What can be better than becoming a successful cash flow investor in the beautiful islands of Hawaii? It’s a dream, right? Having passive income roll in while you play golf in Lanikai or drink mai tais on the beach in Waikiki? It doesn’t have to be. Making the correct business choices in your rental properties and learning how to properly manage tenants can yield the results you seek.
Once you’ve chosen the perfect condo or house for your investment property, the hard part kicks in. Sure, it took you time to locate just the right place and you may have even had to fix it up a little, but now you’ve got to rent it out. Finding tenants, and good tenants at that, requires time interviewing the (hopefully) large pool of potential renters. Are you looking for students from UH, HPU or KCC for a group house in Manoa or Kaimuki? Or are you looking for an entire family for a house in Kalihi Valley? Or are you turning that Makaha beachside house into a vacation rental?

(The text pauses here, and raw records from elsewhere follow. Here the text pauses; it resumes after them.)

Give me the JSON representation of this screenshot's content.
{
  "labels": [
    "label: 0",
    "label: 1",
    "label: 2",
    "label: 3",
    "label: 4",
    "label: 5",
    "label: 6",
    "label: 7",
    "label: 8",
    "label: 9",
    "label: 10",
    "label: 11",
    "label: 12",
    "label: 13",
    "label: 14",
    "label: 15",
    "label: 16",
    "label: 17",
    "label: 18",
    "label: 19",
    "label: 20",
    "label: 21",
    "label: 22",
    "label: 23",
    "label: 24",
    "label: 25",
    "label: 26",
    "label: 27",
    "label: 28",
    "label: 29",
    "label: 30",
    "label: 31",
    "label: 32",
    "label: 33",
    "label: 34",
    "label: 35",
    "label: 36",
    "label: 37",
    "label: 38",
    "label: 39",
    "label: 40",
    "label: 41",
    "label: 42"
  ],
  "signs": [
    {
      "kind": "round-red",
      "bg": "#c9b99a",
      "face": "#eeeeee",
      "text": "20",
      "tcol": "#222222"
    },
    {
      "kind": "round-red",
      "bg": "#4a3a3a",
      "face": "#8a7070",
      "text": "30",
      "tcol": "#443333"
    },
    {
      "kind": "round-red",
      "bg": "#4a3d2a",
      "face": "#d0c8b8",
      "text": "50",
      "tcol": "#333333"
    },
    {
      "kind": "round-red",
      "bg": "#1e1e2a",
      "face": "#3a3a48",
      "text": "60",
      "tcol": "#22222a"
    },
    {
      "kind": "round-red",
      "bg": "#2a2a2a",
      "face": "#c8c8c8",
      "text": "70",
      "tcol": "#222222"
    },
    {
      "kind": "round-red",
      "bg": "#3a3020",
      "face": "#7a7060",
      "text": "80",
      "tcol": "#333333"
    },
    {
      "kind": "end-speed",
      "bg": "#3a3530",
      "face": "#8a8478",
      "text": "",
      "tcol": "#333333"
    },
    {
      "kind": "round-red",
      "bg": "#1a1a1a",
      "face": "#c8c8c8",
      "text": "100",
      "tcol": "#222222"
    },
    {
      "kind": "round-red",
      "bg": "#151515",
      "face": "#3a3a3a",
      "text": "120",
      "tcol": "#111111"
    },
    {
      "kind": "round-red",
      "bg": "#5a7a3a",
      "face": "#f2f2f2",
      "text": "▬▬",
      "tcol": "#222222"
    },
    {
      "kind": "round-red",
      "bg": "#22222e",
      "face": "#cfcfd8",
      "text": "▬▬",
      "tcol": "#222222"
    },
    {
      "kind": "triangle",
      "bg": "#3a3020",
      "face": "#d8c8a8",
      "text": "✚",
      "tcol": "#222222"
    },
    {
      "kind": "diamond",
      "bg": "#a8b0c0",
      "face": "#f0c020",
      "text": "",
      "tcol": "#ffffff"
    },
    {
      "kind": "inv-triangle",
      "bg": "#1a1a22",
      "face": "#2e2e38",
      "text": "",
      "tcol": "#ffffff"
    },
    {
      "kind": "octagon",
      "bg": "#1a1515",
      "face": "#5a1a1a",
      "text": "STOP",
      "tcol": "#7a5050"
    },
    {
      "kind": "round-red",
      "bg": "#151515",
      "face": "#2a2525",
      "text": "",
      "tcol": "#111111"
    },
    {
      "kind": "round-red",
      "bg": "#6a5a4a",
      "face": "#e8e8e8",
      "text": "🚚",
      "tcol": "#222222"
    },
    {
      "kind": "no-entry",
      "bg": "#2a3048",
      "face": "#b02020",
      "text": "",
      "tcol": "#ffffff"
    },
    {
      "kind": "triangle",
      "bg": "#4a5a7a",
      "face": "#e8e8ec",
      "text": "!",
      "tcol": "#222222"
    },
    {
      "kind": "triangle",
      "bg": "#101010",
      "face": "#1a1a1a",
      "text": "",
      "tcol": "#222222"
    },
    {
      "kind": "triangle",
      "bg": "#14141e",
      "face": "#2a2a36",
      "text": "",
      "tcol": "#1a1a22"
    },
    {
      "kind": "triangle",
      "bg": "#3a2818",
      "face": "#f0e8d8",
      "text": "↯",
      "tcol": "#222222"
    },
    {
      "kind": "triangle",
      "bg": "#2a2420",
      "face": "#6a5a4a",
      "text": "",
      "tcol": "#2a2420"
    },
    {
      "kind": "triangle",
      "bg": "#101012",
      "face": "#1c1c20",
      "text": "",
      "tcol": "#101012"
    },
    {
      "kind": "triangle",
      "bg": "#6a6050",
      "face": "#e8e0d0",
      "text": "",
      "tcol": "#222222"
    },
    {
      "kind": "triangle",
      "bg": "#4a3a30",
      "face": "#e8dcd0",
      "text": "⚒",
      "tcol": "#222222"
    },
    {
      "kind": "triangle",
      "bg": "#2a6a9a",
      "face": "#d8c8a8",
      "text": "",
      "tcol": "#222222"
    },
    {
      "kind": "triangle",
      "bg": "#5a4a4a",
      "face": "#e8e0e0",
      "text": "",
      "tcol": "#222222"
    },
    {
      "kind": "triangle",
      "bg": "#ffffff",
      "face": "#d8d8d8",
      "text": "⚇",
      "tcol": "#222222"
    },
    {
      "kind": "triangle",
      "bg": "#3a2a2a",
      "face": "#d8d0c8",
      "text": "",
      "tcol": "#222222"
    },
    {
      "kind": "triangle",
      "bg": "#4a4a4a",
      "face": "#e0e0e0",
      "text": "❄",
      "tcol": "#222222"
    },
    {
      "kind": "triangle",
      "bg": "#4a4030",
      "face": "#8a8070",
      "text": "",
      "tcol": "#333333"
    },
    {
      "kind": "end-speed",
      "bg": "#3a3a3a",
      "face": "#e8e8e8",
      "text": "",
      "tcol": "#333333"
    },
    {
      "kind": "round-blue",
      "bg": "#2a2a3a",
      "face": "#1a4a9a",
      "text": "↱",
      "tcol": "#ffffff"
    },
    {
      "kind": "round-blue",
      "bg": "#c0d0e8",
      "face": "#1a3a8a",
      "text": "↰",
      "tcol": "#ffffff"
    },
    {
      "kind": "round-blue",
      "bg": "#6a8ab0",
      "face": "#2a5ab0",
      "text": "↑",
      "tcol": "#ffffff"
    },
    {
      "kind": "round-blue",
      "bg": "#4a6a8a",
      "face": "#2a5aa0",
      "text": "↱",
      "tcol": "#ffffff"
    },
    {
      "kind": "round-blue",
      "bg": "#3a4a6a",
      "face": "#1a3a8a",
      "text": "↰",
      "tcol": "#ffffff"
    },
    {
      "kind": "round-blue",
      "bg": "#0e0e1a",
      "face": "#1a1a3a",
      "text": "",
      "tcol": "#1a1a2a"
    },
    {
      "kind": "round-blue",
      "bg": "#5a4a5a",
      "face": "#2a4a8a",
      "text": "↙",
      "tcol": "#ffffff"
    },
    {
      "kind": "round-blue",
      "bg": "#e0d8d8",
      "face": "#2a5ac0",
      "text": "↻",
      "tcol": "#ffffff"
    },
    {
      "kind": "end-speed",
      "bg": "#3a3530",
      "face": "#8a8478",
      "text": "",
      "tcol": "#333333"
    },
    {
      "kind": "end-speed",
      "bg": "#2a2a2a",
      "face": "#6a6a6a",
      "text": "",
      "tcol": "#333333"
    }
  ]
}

In order to be a successful cash flow investor in Hawaii, you need to make sure your monthly cash flow stays positive. This may sound like a simple enough concept, however executing it can be difficult. There may be times that the property is vacant, so it’s easy to end up temporarily upside down in the books while you’re paying a mortgage with no rental income. With our dependency on tourism, everyone here knows that the Hawaii housing market can change quickly as a response to other world events and market shifts. This is where the marketing of your Hawaii investment property and the decision of what you charge for rent become very important. You’re competing not just among renters but among other landlords for those same renters.
Deciding on the monthly rent amount is crucial. You’ve got to consider your mortgage payment on the property as well as what the average rent for similar nearby properties is in the current market. Don’t use Pearl City rents to figure out the rent on your Makiki condo. Making other decisions on what the rent will include will affect your potential renter pool. Will you include utilities? Lawn or property maintenance? These will all need to be factored in.
Another aspect of your success depends on the property management. Will you hire a property manager or will you be the landlord? Utilizing the services of a property manager is an added cost that needs to be factored in to guarantee your success. If you’re going to go this route, look around, ask for recommendations from fellow investors and be sure you know all that’s included in their fees. A good property manager should actually save you money (or its equivalent in time). Otherwise, if you’re going to be the landlord yourself, ensure you have the proper amount of time to dedicate. It might be more than you think.
Tenants can literally make or break you. Having a strong lease agreement is very important. You want to lay out the do’s and don’ts so that if they don’t abide by them, you have the right to evict them and that you’ve protected your money. There are plenty of Hawaii specific lease agreement templates on the web but you might also want to consult an attorney to draft one for you.
The agreement, which is a legally binding document, will outline the rent, the length of the agreement and any other terms the owner wants to include, such as what will happen in the event of non-payment, maintenance issues and how the property should be left at the end of the lease. There’s nothing worse than having a bad tenant leave your remodeled Mililani townhouse in poor condition as a new one is getting ready to move in.
Let’s talk about eviction. Eviction is a nasty process for all involved, so try to avoid the situation as best you can. The best way to do this? Spend extra time learning about your potential renters. Ask questions. What do they do for work? How stable is their employment? How long do they plan to stay in Hawaii? How liquid are they?
Even less intrusive questions such as what they do when they’re not working can tell you about their overall lifestyle. You should probably ask if they smoke and/or include such provisions in the lease. And of course, their overall demeanor will tell you a lot about what to expect from your landlord-tenant relationship. Nice people are just easier to have a relationship with, and this is a relationship. You can even order a credit check from a local Hawaii company or an online service such as e-renter.com.
Lastly, be sure to check out the Landlord – Tenant Information website of the Hawaii state government’s Department of Commerce & Consumer Affairs. There is some valuable information there, including the “Landlord Tenant Handbook” which you can download for free.
The idea of owning property in Hawaii and earning passive income from rentals sounds like a great idea, and it is, as long as you have the proper resources and plan in place. Having and maintaining a positive cash flow by properly calculating all of your costs, getting the right tenants and having a property management system are the keys to becoming successful. After that, there’s nothing left but those mai tais in Waikiki.